Thu | Aug 17, 2017

Conflict Resolution Corner | Shhh ... Confidentiality counts

Published:Sunday | April 9, 2017 | 4:00 AMSandria Watkis-Madden

Welcome to another instalment of the Dispute Resolution Foundation (DRF) School Intervention Programme (SIP) Conflict Resolution Corner. News last week that a dispute between two boys, 11 and 14 years old, ended with one dead and the other in custody underscores the need for these tips on dealing with conflict, particularly among children.

"In almost every profession - whether it's law or journalism, finance or medicine, academia or running a small business - people rely on confidential communications to do their jobs. We count on the space of trust that confidentiality provides. When someone breaches that trust, we are all worse off for it." - Hillary Clinton
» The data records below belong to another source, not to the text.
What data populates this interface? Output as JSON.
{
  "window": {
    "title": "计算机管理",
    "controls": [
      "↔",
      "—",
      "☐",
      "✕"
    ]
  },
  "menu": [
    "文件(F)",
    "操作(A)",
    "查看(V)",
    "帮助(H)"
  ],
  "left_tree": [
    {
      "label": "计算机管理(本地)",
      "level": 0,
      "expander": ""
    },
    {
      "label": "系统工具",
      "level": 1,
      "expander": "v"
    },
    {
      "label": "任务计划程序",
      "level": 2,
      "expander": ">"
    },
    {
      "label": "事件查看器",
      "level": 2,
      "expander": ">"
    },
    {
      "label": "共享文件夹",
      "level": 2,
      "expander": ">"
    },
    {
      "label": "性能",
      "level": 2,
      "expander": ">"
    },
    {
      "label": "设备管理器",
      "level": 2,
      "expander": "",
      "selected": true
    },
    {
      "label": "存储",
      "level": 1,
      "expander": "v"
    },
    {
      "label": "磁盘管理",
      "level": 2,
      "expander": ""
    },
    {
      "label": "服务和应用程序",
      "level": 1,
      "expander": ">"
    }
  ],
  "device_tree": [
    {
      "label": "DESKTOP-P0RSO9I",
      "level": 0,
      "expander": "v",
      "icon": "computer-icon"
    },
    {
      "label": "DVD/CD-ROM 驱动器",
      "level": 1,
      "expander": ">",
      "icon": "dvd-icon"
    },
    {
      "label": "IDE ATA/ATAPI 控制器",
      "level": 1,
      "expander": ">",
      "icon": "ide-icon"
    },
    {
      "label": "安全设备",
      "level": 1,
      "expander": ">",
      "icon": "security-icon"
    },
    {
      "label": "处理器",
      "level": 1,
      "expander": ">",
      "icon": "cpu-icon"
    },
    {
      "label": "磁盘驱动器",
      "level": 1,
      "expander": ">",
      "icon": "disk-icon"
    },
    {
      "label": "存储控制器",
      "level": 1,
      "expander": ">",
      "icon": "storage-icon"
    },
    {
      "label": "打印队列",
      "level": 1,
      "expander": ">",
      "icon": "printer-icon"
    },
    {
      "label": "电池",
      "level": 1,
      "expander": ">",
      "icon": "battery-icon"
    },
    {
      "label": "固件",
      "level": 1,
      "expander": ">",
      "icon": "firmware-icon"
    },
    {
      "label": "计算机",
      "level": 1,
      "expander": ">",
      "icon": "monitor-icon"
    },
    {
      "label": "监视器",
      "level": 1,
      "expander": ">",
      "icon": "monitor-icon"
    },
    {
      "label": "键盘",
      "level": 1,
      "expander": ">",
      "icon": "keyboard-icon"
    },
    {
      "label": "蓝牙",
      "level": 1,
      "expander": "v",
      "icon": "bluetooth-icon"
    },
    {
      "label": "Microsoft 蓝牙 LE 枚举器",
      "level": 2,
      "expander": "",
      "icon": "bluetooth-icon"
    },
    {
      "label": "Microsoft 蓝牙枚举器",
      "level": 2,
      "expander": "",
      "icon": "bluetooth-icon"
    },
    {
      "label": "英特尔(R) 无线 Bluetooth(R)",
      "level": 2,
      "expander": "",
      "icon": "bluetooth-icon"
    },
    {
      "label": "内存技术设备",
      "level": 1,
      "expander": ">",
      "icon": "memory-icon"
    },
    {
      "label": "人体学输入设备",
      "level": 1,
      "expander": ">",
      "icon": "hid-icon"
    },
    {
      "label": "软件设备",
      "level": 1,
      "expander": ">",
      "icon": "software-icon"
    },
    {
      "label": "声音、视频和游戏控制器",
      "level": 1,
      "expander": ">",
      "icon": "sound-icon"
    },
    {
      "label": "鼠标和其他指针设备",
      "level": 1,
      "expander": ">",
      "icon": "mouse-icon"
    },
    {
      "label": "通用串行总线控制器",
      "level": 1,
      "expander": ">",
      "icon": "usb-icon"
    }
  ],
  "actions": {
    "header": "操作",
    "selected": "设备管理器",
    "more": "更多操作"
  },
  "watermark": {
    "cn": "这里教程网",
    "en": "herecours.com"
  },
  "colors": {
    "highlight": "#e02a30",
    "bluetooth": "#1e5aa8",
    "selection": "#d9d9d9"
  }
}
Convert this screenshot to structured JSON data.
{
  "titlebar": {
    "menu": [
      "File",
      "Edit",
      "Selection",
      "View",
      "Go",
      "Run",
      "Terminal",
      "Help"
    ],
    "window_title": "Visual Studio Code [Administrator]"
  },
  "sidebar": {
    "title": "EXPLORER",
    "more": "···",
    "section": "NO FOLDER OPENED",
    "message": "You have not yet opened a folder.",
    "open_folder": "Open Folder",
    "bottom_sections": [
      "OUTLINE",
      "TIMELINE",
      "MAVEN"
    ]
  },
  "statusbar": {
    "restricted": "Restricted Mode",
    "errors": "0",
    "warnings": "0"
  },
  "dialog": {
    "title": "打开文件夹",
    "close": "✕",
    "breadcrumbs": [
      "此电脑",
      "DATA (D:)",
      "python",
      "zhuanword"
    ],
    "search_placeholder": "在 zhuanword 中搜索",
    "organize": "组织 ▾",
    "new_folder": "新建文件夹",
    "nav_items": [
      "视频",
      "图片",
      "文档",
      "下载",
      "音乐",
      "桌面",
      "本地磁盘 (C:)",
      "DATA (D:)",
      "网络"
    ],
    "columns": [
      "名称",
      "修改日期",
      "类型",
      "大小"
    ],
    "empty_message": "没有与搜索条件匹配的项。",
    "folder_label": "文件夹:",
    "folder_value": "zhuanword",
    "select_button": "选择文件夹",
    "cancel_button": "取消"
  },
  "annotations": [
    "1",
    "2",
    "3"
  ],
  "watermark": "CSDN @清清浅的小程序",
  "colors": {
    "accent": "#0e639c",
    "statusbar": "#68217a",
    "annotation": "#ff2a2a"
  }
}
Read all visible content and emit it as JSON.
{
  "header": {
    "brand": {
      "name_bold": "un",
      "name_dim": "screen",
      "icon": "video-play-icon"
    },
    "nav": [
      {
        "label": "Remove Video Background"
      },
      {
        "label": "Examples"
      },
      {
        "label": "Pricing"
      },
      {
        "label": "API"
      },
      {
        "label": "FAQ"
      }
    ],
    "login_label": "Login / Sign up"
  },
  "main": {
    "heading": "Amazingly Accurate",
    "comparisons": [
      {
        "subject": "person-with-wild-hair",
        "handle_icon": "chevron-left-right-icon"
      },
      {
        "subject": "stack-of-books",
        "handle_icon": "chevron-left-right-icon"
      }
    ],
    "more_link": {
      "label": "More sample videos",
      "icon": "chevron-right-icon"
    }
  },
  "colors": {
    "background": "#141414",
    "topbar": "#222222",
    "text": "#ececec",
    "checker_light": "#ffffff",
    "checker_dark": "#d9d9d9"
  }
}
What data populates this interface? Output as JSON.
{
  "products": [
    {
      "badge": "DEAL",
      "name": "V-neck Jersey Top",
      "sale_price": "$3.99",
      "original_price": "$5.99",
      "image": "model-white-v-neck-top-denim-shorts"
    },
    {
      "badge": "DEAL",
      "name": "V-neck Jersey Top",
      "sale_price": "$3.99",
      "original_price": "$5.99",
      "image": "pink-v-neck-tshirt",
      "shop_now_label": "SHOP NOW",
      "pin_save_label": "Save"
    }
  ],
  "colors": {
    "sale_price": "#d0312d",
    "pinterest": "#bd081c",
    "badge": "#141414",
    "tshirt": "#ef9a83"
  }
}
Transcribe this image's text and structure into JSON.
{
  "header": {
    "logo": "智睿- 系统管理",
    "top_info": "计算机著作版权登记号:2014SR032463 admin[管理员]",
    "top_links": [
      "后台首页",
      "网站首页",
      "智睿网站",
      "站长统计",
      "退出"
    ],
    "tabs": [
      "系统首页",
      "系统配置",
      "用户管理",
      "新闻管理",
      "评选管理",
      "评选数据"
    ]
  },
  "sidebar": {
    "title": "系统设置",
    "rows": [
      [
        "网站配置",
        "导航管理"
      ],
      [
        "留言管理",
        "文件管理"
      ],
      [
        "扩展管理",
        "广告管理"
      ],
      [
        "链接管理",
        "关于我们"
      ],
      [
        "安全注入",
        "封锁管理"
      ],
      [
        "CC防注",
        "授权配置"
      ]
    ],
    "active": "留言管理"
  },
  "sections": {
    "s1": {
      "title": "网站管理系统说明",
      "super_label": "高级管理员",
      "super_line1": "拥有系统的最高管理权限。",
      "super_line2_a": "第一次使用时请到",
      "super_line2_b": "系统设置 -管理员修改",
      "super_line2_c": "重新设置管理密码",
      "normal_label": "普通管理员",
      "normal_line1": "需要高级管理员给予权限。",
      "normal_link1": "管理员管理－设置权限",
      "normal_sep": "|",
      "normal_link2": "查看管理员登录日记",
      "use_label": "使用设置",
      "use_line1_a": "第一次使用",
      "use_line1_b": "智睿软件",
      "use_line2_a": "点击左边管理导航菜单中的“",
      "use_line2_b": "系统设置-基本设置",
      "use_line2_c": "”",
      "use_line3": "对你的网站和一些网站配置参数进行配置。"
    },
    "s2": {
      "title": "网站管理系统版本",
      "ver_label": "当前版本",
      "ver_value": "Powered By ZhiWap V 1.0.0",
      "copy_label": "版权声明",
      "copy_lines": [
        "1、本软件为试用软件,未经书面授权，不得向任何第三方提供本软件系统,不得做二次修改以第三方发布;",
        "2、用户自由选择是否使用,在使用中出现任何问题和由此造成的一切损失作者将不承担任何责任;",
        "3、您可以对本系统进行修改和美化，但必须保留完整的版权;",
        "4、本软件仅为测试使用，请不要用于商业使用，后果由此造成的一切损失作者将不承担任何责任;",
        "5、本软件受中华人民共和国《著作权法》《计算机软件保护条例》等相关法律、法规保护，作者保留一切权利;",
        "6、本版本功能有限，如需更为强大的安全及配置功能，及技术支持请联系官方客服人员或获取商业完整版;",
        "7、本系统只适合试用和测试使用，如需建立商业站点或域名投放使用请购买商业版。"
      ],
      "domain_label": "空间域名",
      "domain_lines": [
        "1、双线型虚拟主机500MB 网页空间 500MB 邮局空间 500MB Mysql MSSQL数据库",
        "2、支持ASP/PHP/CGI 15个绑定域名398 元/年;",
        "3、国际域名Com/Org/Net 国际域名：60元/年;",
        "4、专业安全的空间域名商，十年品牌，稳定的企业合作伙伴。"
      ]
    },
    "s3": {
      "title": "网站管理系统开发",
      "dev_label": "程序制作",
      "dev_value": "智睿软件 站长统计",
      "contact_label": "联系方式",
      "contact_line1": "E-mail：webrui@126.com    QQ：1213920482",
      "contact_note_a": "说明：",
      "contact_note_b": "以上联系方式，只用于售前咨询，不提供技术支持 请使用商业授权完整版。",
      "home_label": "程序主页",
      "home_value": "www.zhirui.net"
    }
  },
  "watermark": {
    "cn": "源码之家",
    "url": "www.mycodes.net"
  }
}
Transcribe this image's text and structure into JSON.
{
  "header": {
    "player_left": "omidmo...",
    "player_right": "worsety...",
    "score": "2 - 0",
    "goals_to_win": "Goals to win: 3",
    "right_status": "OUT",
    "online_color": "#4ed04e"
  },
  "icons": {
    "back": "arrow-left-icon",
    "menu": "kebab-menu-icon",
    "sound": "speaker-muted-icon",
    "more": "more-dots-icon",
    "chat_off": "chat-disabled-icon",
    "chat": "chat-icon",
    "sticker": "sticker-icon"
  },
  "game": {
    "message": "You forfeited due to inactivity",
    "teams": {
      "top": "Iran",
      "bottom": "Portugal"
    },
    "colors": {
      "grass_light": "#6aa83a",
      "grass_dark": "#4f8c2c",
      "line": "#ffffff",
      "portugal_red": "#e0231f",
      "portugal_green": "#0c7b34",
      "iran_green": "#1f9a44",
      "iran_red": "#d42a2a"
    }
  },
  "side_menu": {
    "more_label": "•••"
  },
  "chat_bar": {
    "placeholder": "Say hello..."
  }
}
One of the trickiest core values for effective conflict resolution is confidentiality.

This requires that all involved must keep information that is entrusted to them, whether intentionally or unintentionally, private.

Confidentiality is important to conflict resolution because it helps to create or maintain trust and preserve relationship.

If there is a lack of confidentiality a person may withhold sensitive/important information that is necessary for the resolution of a particular conflict. By respecting a person's privacy, a trusting environment is created which encourages the person to be as honest and open as possible while conversing with you.

As important as it is to be confidential, it is also important to note that confidentiality can be breached whenever there is the threat of harm to the person or another individual since our first responsibility is to preserve lives.

Confidentiality can also be breached whenever it is required by law to report certain circumstances. However, as a precautionary measure, advice should be sought on how best to proceed. Confidentiality can also be breached whenever it is required by law to report certain circumstances.

 

Why is confidentiality necessary for effective conflict resolution?

 

In order for people to feel comfortable sharing private and revealing information, they need a safe place to express themselves, without fear of that information leaving the room.

The assurance of confidentiality allows persons to feel comfortable sharing their experiences and personal challenges, and creates a safe space for individuals to resolve internal and external conflicts.

If a person is afraid that his/her statements may be used against him/her in the future, then he/she will be less likely to be honest when he/she participates in a conflict resolution session.

Another aspect of confidentiality as it relates to conflict resolution to bear in mind is in the event that something is revealed to you about someone or something, it could affect the person's well-being.

It is your responsibility to act in the best interest of the individual to protect as well as aid in the well-being of the individual.

If what was shared in confidence or what was revealed is released without consent or consideration to the person's feelings one can expect a conflict to ensue. The person's feelings will be hurt, trust will be lost, and relationships will be broken.

Proverbs 17:9 (KJV) He that covereth a transgression seeketh love; but he that repeateth a matter separateth very friends.

- Sandria Watkis-Madden is a youth peace facilitator/mediator based at the Dispute Resolution Foundation (DRF), head of the DRF School Intervention Programme in Clarendon. Feedback: editorial@gleanerjm.com or, drf@drfja.org or, sandria.watkis.madden@gmail.com